**EXTRACTED RECORDS**

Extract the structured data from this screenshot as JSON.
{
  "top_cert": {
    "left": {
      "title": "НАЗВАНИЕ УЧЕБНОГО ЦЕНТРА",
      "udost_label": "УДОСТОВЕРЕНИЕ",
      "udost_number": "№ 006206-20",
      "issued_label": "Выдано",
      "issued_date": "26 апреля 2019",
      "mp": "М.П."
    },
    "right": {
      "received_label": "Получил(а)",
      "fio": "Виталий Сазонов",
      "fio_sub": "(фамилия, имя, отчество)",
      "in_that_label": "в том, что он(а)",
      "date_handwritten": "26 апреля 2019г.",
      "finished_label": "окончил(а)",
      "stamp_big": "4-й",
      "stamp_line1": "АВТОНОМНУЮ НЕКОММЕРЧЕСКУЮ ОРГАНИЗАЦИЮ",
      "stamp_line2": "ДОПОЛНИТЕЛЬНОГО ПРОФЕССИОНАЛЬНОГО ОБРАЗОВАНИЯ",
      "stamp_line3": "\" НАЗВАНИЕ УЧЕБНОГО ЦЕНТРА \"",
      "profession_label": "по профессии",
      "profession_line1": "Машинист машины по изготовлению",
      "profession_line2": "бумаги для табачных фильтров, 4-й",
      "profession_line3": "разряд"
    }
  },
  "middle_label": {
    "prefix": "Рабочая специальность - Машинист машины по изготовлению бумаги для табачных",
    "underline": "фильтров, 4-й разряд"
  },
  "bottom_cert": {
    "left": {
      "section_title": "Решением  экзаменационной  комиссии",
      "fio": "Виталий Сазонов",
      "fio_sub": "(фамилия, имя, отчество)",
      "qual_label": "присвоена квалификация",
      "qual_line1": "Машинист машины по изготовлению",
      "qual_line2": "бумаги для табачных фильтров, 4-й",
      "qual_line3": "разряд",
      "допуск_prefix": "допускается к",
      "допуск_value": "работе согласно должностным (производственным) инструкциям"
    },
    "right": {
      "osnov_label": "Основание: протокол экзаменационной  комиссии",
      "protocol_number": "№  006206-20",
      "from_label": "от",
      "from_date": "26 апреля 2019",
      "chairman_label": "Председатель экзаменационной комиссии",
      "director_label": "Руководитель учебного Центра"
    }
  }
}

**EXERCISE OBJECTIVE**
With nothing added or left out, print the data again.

**PROBLEM SOLUTION**
Extract the structured data from this screenshot as JSON.
{
  "top_cert": {
    "left": {
      "title": "НАЗВАНИЕ УЧЕБНОГО ЦЕНТРА",
      "udost_label": "УДОСТОВЕРЕНИЕ",
      "udost_number": "№ 006206-20",
      "issued_label": "Выдано",
      "issued_date": "26 апреля 2019",
      "mp": "М.П."
    },
    "right": {
      "received_label": "Получил(а)",
      "fio": "Виталий Сазонов",
      "fio_sub": "(фамилия, имя, отчество)",
      "in_that_label": "в том, что он(а)",
      "date_handwritten": "26 апреля 2019г.",
      "finished_label": "окончил(а)",
      "stamp_big": "4-й",
      "stamp_line1": "АВТОНОМНУЮ НЕКОММЕРЧЕСКУЮ ОРГАНИЗАЦИЮ",
      "stamp_line2": "ДОПОЛНИТЕЛЬНОГО ПРОФЕССИОНАЛЬНОГО ОБРАЗОВАНИЯ",
      "stamp_line3": "\" НАЗВАНИЕ УЧЕБНОГО ЦЕНТРА \"",
      "profession_label": "по профессии",
      "profession_line1": "Машинист машины по изготовлению",
      "profession_line2": "бумаги для табачных фильтров, 4-й",
      "profession_line3": "разряд"
    }
  },
  "middle_label": {
    "prefix": "Рабочая специальность - Машинист машины по изготовлению бумаги для табачных",
    "underline": "фильтров, 4-й разряд"
  },
  "bottom_cert": {
    "left": {
      "section_title": "Решением  экзаменационной  комиссии",
      "fio": "Виталий Сазонов",
      "fio_sub": "(фамилия, имя, отчество)",
      "qual_label": "присвоена квалификация",
      "qual_line1": "Машинист машины по изготовлению",
      "qual_line2": "бумаги для табачных фильтров, 4-й",
      "qual_line3": "разряд",
      "допуск_prefix": "допускается к",
      "допуск_value": "работе согласно должностным (производственным) инструкциям"
    },
    "right": {
      "osnov_label": "Основание: протокол экзаменационной  комиссии",
      "protocol_number": "№  006206-20",
      "from_label": "от",
      "from_date": "26 апреля 2019",
      "chairman_label": "Председатель экзаменационной комиссии",
      "director_label": "Руководитель учебного Центра"
    }
  }
}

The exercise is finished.